If you have ulcerative colitis (UC), you may be wondering whether birth control is right for you.

When living with inflammatory bowel disease (IBD) — which can cause painful inflammation in your digestive system — it’s important to understand how the condition impacts things like your period, hormones, and of course, different options for birth control like oral contraceptives, barrier methods, or IUDs.

Don’t let UC stop you from being safe. Here’s everything you should know about UC, birth control, and how the condition affects your menstrual cycle.

Oral forms of birth control and hormonal therapy have been linked to a higher risk of inflammatory bowel disease, which can present itself in the form of Crohn’s disease or UC. Whether taking oral hormones actually contributes to disease development or relapse, though, is still up for debate.

Most women with IBD can safely take different forms of birth control, but those with more severe forms of UC should consider steering clear of contraceptive methods that contain estrogen, like combination pills, the patch, or the vaginal ring.

That’s because birth control with estrogen can increase the risk of blood clots, which women with more aggressive forms of IBD or UC are already at risk for.

However, it’s important to keep in mind that pregnancy actually poses a greater risk of blood clots than birth control, meaning avoiding unintended pregnancy may have more benefits in the long run.

Women with IBD, especially in severe forms, can consider an intrauterine device (IUD) as a safe form of birth control. IUDs and UC are a good match, since studies show that IUDs don’t have any effect on the condition.

An IUD is a small, T-shaped, plastic or copper frame that’s inserted into your uterus. It can help prevent pregnancy and offer long-term birth control. With more than 99% effectiveness and lasting anywhere from 3 to 6 years, IUD and UC work together well thanks to the device’s minimal side effects.

The way IUDs work is by preventing sperm from connecting with an egg. Some versions release a hormone called progestin, which prevents ovulation (a window during your menstrual cycle with the highest risk of getting pregnant).

Plus, an IUD can easily be taken out, meaning that if it causes you discomfort or you simply want to stop using it, it is a reversible option.

Yet IUDs aren’t the only option for people living with UC.
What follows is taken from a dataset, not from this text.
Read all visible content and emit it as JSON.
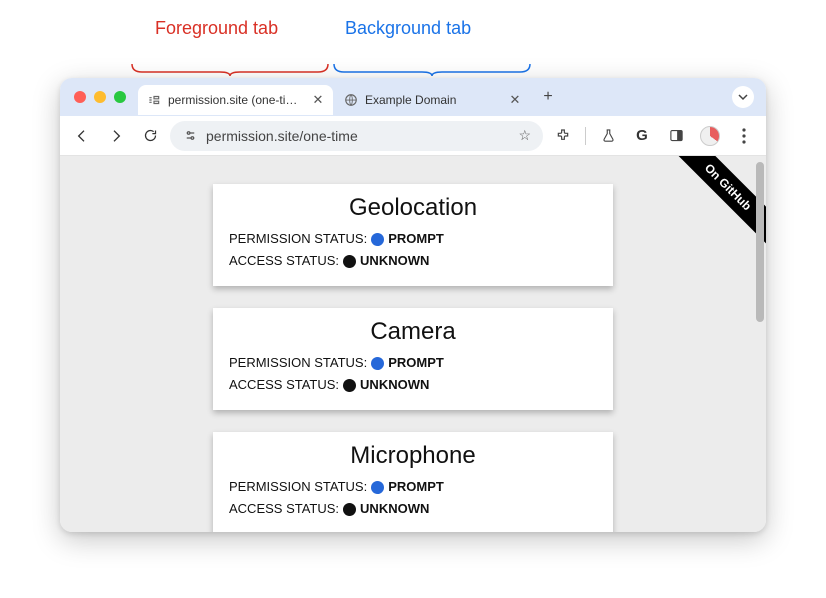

Barrier contraception is a smart choice for a one-time use during sex to help prevent pregnancy. These options create a “barrier,” keeping sperm from reaching an egg. Condoms, sponges, diaphragms, cervical caps, and spermicide are all good choices for barrier birth control that won’t negatively impact UC.

Emergency contraception, more commonly known as “the morning after pill,” can also be purchased over-the-counter or prescribed in the event that your original birth control method doesn’t work (such as a condom breaking). This form of birth control, though, should only be used as a backup.

Birth control pills, vaginal rings, patches, or birth control shots offer short-acting protection as well. By adjusting the natural levels of estrogen and progestin in your body, these birth controls make it much less likely for you to get pregnant.

Women with severe forms of UC, however, should ask their doctor about blood clot risks before considering birth control that contains estrogen.

Fluctuating hormones can impact IBD symptoms during your period. In fact, more than half of women in a study of 1,203 female patients with Crohn’s disease and UC reported worsening symptoms during menstruation.

Since hormones can create spikes in inflammation and sensitivity, they may cause more painful gastrointestinal symptoms for those with IBD.

Pregnancy and UC have a complicated relationship as well. Studies show that women who get pregnant during an active flare have double the risk for disease flares during pregnancy, compared to women who get pregnant at a time of remission from ulcerative colitis.

Whether this is due to hormones or abstaining from medication during pregnancy is up for debate, though.

So far, no direct link has been found between IBD and menopause. Menopause should occur on its own if UC is in remission and periods are regular, however surgical menopause may actually improve symptoms of IBD, according to the Crohn’s & Colitis Foundation.

In addition to fluctuating hormones potentially making UC symptoms more challenging, it’s important to factor in how you manage period pain.

Since common over-the-counter medications for menstrual cramps like Aleve, Motrin, and Advil can cause flares or symptoms such as diarrhea, abdominal pain, and bloody stools, these should be avoided.

Instead, consider Tylenol to help manage period pain or symptoms of PMS. The Crohn’s & Colitis Foundation recommends using up to 3,000 milligrams per day if needed to keep pain at bay.

Stress can also potentially trigger worsening ulcerative colitis, so practicing self-care and relaxation during your period can go a long way in keeping the disease manageable and symptom-free.

Birth control should continue during your period unless stated otherwise by your doctor.

You can safely use birth control if you have ulcerative colitis, and one of the best options may be IUDs. IUDs and ulcerative colitis are a smart choice, since the device is widely recognized for its safety in those with chronic illnesses like IBD.

To learn more about birth control options and which plan of action is right for your needs, connect with your OB-GYN to discuss the pros and cons of different contraceptives and determine the best choice for you.